Yale RD

What about applying for YALE without subject tests due to financial reasons?

The answer is on the Yale website: https://admissions.yale.edu/standardized-testing#Recommended

Still hard to believe.

It’s true.

I attended a presentation by 5 admissions officers - representatives from Harvard, Wellesley, Princeton, UVA, and Jeremiah Quinlan, dean of undergrad admissions from Yale. During the Q&A portion of the evening, a student asked whether ‘recommended’ on the subject tests actually meant ‘required’.

The lady from Harvard said that it meant ‘required unless you have a good reason not to take them’.

Quinlan disagreed. He said (paraphrasing from memory) that a good score on a subject test was a positive point for an application, but the absence of scores was not a negative so long as you had other things in your application to support the notion that you were academically strong enough to handle the work at Yale. There were plenty of other ways to prove academic readiness. The Princeton, Wellesley and UVA reps agreed.
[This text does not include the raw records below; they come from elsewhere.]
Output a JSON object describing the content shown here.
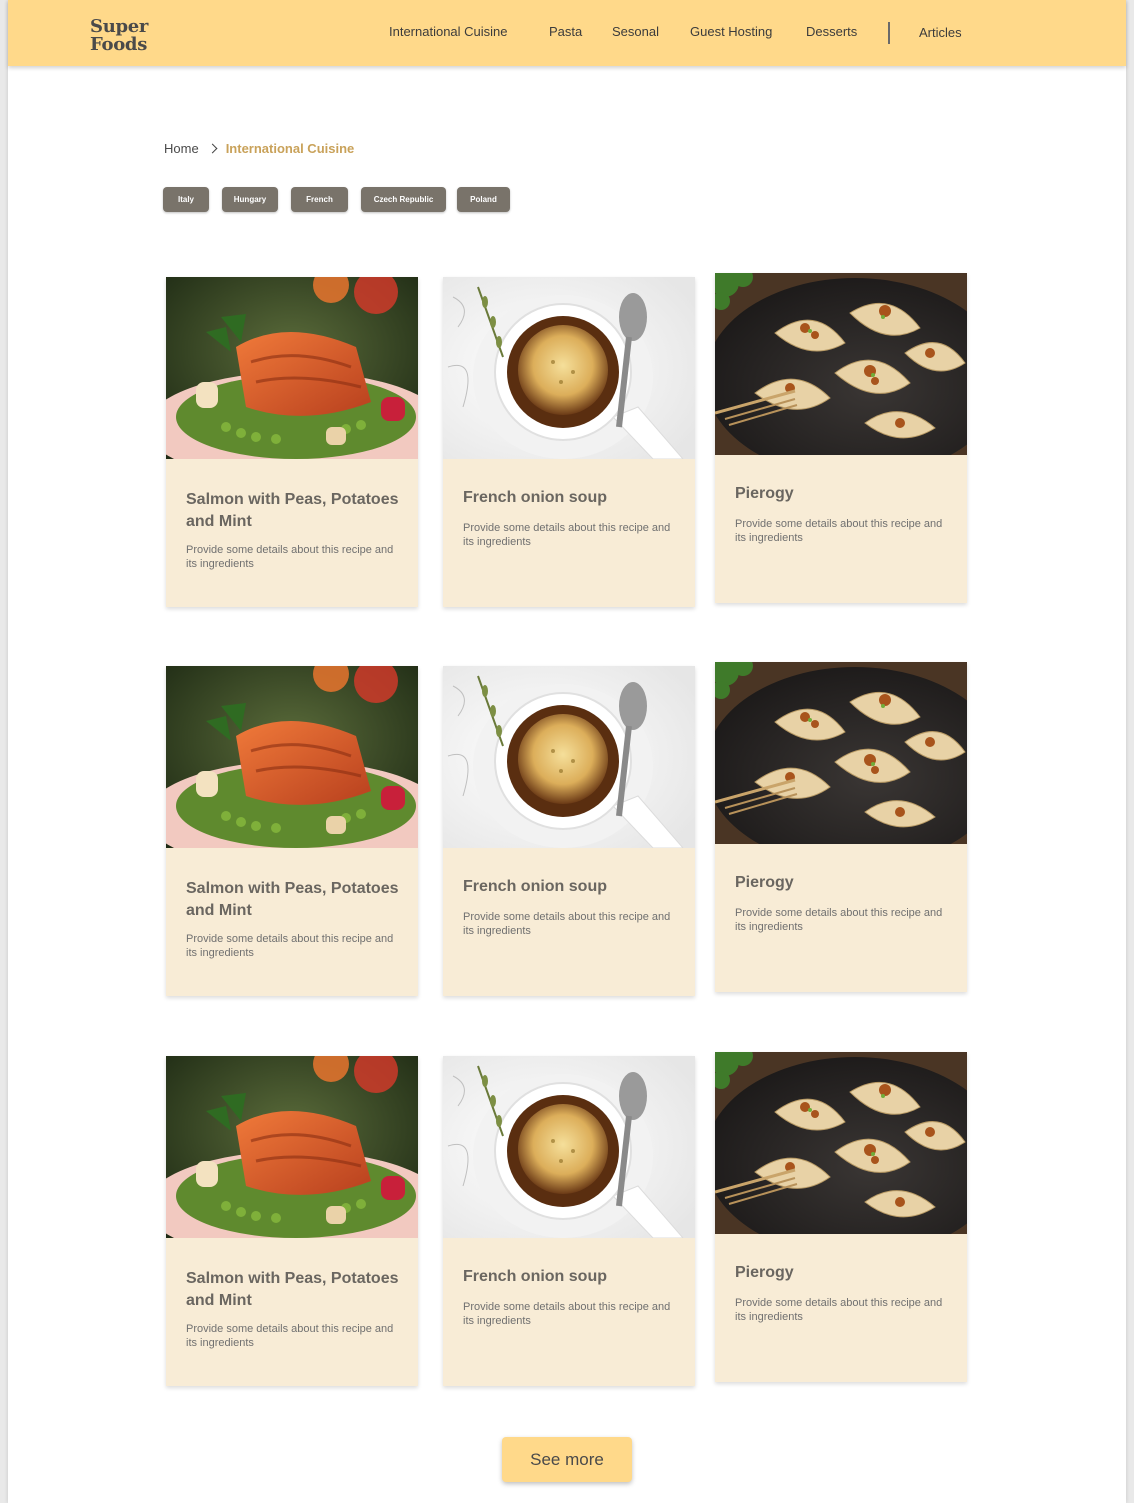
{
  "header": {
    "logo_line1": "Super",
    "logo_line2": "Foods",
    "nav": [
      "International Cuisine",
      "Pasta",
      "Sesonal",
      "Guest Hosting",
      "Desserts",
      "Articles"
    ]
  },
  "breadcrumb": {
    "home": "Home",
    "current": "International Cuisine"
  },
  "tags": [
    "Italy",
    "Hungary",
    "French",
    "Czech Republic",
    "Poland"
  ],
  "recipes": [
    {
      "title": "Salmon with Peas, Potatoes and Mint",
      "desc": "Provide some details about this recipe and its ingredients",
      "image": "salmon"
    },
    {
      "title": "French onion soup",
      "desc": "Provide some details about this recipe and its ingredients",
      "image": "onion-soup"
    },
    {
      "title": "Pierogy",
      "desc": "Provide some details about this recipe and its ingredients",
      "image": "pierogy"
    },
    {
      "title": "Salmon with Peas, Potatoes and Mint",
      "desc": "Provide some details about this recipe and its ingredients",
      "image": "salmon"
    },
    {
      "title": "French onion soup",
      "desc": "Provide some details about this recipe and its ingredients",
      "image": "onion-soup"
    },
    {
      "title": "Pierogy",
      "desc": "Provide some details about this recipe and its ingredients",
      "image": "pierogy"
    },
    {
      "title": "Salmon with Peas, Potatoes and Mint",
      "desc": "Provide some details about this recipe and its ingredients",
      "image": "salmon"
    },
    {
      "title": "French onion soup",
      "desc": "Provide some details about this recipe and its ingredients",
      "image": "onion-soup"
    },
    {
      "title": "Pierogy",
      "desc": "Provide some details about this recipe and its ingredients",
      "image": "pierogy"
    }
  ],
  "see_more_label": "See more",
  "colors": {
    "header_bg": "#ffd98a",
    "card_bg": "#f8ecd6",
    "tag_bg": "#79736a",
    "breadcrumb_active": "#c9a25a"
  }
}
I have heard AOs say this too. Not having the tests might not be a negative, yet good scores are a ‘positive point’ for applicants with them…and the fact is that many of those applicants also have apps that ‘support the notion they are academically strong enough’ to do the work PLUS they have the subject test scores.

So, maybe not technically a negative for the applicant who doesn’t have it, but there is still a plus or ‘positive point’ that is missing. Said differently, many of the applicants with good subject test scores are advantaged, because they have another ‘positive point’ in their app.

When you have a finite number of admission slots, and having good subject test scores is a positive, it necessarily follows that having bad scores or no scores is a negative. Not necessarily fatal, but it is a negative. It reminds me of when you hear AO’s claim with a straight face that, while it’s not easier to get in ED, it is harder to get in RD.

I interpret the comment to mean that there’s an academic threshold to meet, and many ways of meeting it, one of which is subject test scores. But that once you’ve met that threshold, more isn’t synonymous with better.

Regardless of what an college or AO says or does not say, I’m at a loss why an applicant to a college with a 94% rejection rate would not try to put together the best application possible when fee waivers are available. It’s one thing, IMO, if one takes the tests and is not satisfied with the scores. But to not even try? And I won’t buy lack of time as an acceptable answer; the other 40K applicants also have a lot on their collective plates. :open_mouth:

“I interpret the comment to mean that there’s an academic threshold to meet, and many ways of meeting it, one of which is subject test scores.”

I get what you’re saying, but any applicant who Yale is seriously considering accepting will have met and surpassed that threshold (through GPA, ACT/SAT scores, academic rigor, academic awards and honors, LOR’s etc …) without the need for any confirmation from subject test scores. If, as the Dean claims, the SAT 2 is just one way of meeting a threshold that has already been met five different ways, as a practical matter, it’s not really much of a positive after all.

From the adcom’s perspective, there’s no difference between “didn’t even try” and “took the test and wasn’t satisfied with the scores.” In both cases, they see nothing.

Scenario where I can see the subject test score making a difference: Kid has a C in a particular class, where all other grades are A. Kid also has an 800 on the subject test related to that class, taken in June of the same year. To me, that says “that grade doesn’t reflect that kid’s mastery of the material” better than anything else.

Scenario where I can see the subject test score making no difference: Kid has an unweighted 4.0, NMSF, AP Scholar, single-sitting 800/800 and 36/36/36/36. That kid is clearly really good at taking standardized tests.

The reality is that most strong applicants are going to fall somewhere in the middle, and reasonable people can agree to disagree as to where the tipping point lies. The idea that there is no tipping point is what leads to people planning to retake a 780 on Math2, or to take the language test for their native tongue, thinking that either of those will boost their chances.

If a student “didn’t even try” on the Subject Tests, I would posit that it is not the first and only example. Whether the AO “sees” this through the recs or somewhere else in the application is another question.

@skieurope I feel this is a really good point.